_Dataset_:
━━━━━━━━━━━━━━━━
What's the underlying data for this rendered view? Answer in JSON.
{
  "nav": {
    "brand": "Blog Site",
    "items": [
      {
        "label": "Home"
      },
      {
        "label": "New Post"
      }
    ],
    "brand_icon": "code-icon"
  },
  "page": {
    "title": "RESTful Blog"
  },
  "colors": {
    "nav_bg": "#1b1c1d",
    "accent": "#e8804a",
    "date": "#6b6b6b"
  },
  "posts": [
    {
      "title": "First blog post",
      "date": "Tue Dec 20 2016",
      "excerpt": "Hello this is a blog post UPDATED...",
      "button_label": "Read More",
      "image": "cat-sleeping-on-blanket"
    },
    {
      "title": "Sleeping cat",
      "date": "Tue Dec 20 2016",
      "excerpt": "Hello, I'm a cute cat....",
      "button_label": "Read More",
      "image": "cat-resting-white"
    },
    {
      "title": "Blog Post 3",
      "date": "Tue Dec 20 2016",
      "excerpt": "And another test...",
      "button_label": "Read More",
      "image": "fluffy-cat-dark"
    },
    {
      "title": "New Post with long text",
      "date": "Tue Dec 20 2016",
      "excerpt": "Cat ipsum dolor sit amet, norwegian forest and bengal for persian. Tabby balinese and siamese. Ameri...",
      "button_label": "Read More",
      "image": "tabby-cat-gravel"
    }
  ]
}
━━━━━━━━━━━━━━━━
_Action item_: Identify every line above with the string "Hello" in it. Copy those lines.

_Your solution_:
      "excerpt": "Hello this is a blog post UPDATED...",
      "excerpt": "Hello, I'm a cute cat....",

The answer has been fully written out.